So that will be the question moving forward. I actually have a half marathon in two and a half weeks. Yikes! It is the Boring Half Marathon. I agreed to do it with a friend a few months back and didn't imagine taking a month off to deal with my broken toes. So I am not quite where I want to be fitness wise. The goal will to be something like Miami earlier this year... run most of the first five or six miles and then try to jog/walk it in. Somewhere around 2:45 time wise. Assuming all goes well with that, my next major race would be Miami in January 2018. Assuming I'm feeling good, maybe I could try to run that entire one slowly. We'll see.

But yes, tonight I did run. It was my fourth run back from my broken toes. Fourth run in eight days. And my body is feeling pretty good! I'm surprised my cardio held up as well as it did... the first run back was definitely a challenge, but I feel much better a few runs in. Was able to run an 11:00 pace for four miles tonight without stopping and it wasn't even much of a challenge. Not a walk in the park but not super easy either. I'm just slowly trying to build up mileage. My runs back have been 3, 3, 4, and 4 miles. Hoping to one six mile run under my belt at least before the half. However, I'm going to be cautious and ramp up slowly.

My toes feel great! Nary a compliant during or after the run. Seems to not really affect them. One toe is still swollen but I think it's slowly going down. So really they are a non-issue, which is great. The IT band thing that was challenging me early in the year is still there. It hasn't really struck yet, but I can feel it lurking.
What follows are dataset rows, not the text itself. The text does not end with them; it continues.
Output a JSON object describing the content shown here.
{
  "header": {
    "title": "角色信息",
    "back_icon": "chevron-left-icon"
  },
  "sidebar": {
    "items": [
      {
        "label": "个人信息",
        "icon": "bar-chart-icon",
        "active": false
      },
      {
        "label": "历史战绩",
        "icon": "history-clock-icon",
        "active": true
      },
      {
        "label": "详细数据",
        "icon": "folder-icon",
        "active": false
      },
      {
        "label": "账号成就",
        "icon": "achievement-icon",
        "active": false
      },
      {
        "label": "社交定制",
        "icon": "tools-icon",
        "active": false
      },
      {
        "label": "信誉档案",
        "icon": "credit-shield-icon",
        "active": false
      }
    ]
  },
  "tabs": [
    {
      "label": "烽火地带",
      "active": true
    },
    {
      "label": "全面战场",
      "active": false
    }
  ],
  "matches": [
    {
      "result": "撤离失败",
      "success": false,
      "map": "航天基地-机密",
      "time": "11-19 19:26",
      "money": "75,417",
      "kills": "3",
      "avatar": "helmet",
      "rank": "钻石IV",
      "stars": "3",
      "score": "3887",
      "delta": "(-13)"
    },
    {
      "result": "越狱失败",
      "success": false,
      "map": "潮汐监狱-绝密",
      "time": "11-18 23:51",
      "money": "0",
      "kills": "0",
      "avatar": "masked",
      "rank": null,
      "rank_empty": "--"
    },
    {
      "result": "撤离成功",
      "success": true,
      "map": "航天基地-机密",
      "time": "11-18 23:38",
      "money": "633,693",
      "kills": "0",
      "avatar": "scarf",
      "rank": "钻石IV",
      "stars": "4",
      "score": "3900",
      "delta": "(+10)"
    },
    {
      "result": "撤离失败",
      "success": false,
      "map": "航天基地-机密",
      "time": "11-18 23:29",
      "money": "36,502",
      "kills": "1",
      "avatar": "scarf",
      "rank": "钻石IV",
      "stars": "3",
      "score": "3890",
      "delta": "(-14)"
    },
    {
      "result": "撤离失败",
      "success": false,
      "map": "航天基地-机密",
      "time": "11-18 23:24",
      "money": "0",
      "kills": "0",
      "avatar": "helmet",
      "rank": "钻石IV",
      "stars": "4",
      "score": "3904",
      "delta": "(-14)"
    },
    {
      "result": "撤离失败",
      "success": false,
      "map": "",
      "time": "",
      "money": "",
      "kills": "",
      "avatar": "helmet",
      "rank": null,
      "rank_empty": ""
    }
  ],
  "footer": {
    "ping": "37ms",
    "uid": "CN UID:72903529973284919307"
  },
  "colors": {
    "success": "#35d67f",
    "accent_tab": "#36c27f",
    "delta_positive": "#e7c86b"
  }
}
I think it may have to do with my pace. It is so much slower than usual and I remember trying to run this pace when I was in shape would really hurt my knees. So I almost wonder if it is related. If it fades as I get faster, that would be awesome. Best case! If not, maybe I invest in one of those IT band straps. Who knows.

That ended up being quite the ramble. My birthday is tomorrow and I turn 31. I remember an unspoken (I believe) goal of doing a 50k (31 miles) when I was 31. That ain't happening, lol. Maybe I'll do a 5k and just enjoy it 10x as much?

Tuesday, August 15, 2017


Clockwise from top left: Two days after, one week after,
two weeks after, and three weeks after.
Thought I'd give a little update on how my foot recovery is going. Pretty well! Day by day it gets better but it is slower than one would like. Now that I am able to wear normal shoes and walk without a limp you'd think I'd be almost back to normal. Not the case though... any prolonged walking, jumping, weird toe bends, etc. and my foot is not happy. My toes are still decently swollen, especially the one next to the pinky toe. It is still a Vienna sausage pretty much.

Hey, remember those earthquake kits we made in elementary school? Mine always had Vienna sausages. It was fun at the end of the year when you got it back and could eat the stuff. I don't remember those in middle school at all. Was it just a ploy to teach us about earthquakes or a legitimate strategy to survive if a big one hit when we were at school? Do they do it now? So many questions.

Anyways, I think in about a week I'll be able to walk for fitness again. A few miles at a normal pace. Nothing crazy. And then hopefully slowly start jogging again toward Labor Day. I think in about two or three weeks my toes will be almost back to normal... too much bending or stubbing them will be bad, but otherwise fairly functional. So the 4-6 week timeframe is looking about right assuming the progress I've been seeing continues.